Data excerpts
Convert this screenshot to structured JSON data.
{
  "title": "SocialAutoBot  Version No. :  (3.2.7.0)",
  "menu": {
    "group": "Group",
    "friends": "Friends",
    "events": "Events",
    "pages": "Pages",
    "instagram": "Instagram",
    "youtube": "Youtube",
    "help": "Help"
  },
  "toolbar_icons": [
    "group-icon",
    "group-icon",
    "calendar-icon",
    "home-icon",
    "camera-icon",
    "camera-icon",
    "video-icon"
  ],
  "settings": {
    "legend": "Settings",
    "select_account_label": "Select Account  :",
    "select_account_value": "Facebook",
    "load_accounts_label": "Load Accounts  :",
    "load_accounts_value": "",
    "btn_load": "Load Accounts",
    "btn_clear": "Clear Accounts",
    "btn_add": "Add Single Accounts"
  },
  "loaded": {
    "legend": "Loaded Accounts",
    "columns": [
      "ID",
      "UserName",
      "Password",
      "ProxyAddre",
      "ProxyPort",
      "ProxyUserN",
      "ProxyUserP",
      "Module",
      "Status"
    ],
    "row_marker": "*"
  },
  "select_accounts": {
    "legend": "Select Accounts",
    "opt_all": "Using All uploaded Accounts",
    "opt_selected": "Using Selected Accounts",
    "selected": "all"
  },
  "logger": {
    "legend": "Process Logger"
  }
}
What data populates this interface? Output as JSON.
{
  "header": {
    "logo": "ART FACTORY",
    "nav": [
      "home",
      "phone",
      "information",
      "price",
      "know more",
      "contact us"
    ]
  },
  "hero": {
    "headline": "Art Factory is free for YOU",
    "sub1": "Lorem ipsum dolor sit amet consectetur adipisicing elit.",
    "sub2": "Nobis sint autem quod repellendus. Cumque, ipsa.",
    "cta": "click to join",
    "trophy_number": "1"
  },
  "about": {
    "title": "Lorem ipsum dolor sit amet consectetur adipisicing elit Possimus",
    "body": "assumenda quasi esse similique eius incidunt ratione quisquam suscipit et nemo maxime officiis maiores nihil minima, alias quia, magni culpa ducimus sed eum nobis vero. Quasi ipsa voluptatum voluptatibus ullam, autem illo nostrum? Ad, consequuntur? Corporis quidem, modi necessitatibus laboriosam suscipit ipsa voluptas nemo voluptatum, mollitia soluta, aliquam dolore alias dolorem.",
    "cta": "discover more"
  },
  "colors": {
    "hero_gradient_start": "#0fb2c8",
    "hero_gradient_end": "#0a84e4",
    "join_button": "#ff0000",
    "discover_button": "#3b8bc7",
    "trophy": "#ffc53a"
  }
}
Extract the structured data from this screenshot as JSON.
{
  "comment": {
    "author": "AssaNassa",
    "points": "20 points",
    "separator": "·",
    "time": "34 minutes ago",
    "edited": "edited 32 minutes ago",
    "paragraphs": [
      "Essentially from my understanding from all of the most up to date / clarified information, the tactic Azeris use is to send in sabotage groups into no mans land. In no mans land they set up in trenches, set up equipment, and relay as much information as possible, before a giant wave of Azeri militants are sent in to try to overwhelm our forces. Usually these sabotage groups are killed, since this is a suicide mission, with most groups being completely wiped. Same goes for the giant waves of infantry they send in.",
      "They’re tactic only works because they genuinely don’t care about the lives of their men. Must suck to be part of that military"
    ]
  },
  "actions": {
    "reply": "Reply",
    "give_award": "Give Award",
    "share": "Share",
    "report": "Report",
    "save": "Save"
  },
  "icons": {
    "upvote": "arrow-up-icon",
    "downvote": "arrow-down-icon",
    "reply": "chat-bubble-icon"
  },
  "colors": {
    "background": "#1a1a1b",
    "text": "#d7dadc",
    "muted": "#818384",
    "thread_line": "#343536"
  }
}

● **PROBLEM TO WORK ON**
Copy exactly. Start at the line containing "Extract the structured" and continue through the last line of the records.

● **EXERCISE OUTPUT**
Extract the structured data from this screenshot as JSON.
{
  "comment": {
    "author": "AssaNassa",
    "points": "20 points",
    "separator": "·",
    "time": "34 minutes ago",
    "edited": "edited 32 minutes ago",
    "paragraphs": [
      "Essentially from my understanding from all of the most up to date / clarified information, the tactic Azeris use is to send in sabotage groups into no mans land. In no mans land they set up in trenches, set up equipment, and relay as much information as possible, before a giant wave of Azeri militants are sent in to try to overwhelm our forces. Usually these sabotage groups are killed, since this is a suicide mission, with most groups being completely wiped. Same goes for the giant waves of infantry they send in.",
      "They’re tactic only works because they genuinely don’t care about the lives of their men. Must suck to be part of that military"
    ]
  },
  "actions": {
    "reply": "Reply",
    "give_award": "Give Award",
    "share": "Share",
    "report": "Report",
    "save": "Save"
  },
  "icons": {
    "upvote": "arrow-up-icon",
    "downvote": "arrow-down-icon",
    "reply": "chat-bubble-icon"
  },
  "colors": {
    "background": "#1a1a1b",
    "text": "#d7dadc",
    "muted": "#818384",
    "thread_line": "#343536"
  }
}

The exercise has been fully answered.